Middle-schoolers don’t usually play with toy cars. But in a classroom in Arlington, Virginia, a group of sixth-graders gather around a plastic Lightning McQueen car, ready to rev it up.

The students not there to play with it, exactly, but to figure out how it works — and prepare the car for a driver who needs it.

Eight students from Gunston Middle School are rewiring the battery-powered car as part of GoBabyGo, a worldwide effort to help kids with disabilities move and play. The project helps kids around age 3 who have trouble moving on their own and who wouldn’t be able to drive the cars otherwise, whether because they can’t hit the accelerator or can’t sit securely.

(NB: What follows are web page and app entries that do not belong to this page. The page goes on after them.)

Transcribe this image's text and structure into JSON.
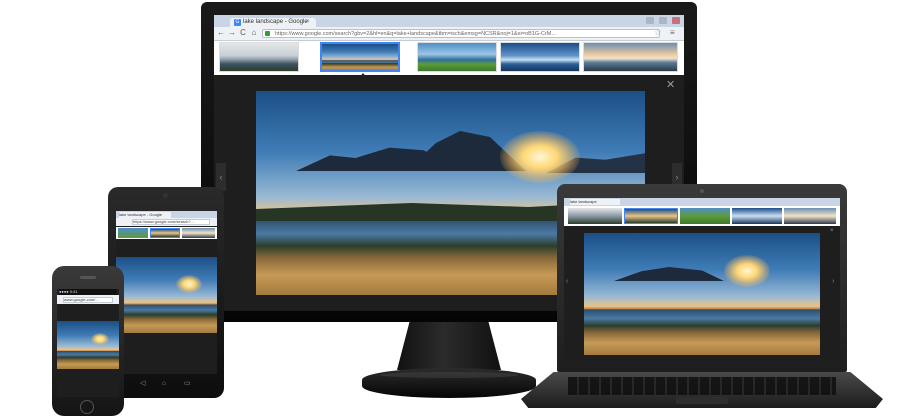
{
  "browser": {
    "tab_title": "lake landscape - Google",
    "tab_favicon": "G",
    "close_tab": "×",
    "url": "https://www.google.com/search?gbv=2&hl=en&q=lake+landscape&tbm=isch&emsg=NCSR&noj=1&ei=oB1G-CrM...",
    "nav": {
      "back": "←",
      "forward": "→",
      "reload": "C",
      "home": "⌂"
    },
    "star": "☆",
    "menu": "≡"
  },
  "viewer": {
    "close": "✕",
    "prev": "‹",
    "next": "›"
  },
  "tablet": {
    "tab_title": "lake landscape - Google",
    "url": "https://www.google.com/search?...",
    "softkeys": {
      "back": "◁",
      "home": "⌂",
      "recent": "▭"
    }
  },
  "phone": {
    "status": "●●●●  9:41",
    "url": "www.google.com/..."
  },
  "laptop": {
    "tab_title": "lake landscape",
    "close": "×",
    "prev": "‹",
    "next": "›"
  },
  "colors": {
    "accent": "#4285f4",
    "frame": "#111111",
    "viewer_bg": "#1e1e1e"
  }
}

“Other kids on the playground can say, ‘That’s a cool car; that’s not a wheelchair!’ ” says Skye Donovan, chairwoman of the physical therapy department at Marymount University. Donovan is teaching the students how to rewire electrical circuits with the help of their science teacher, Luzdary Chamorro.

Cole Galloway, a physical therapy professor at the University of Delaware and a friend of Donovan’s, co-founded GoBabyGo in 2006. He has provided instructional materials and posted YouTube videos to help teachers and students make these cars so that kids around the world can feel what it’s like to move quickly on their own. Read more.

Skip to content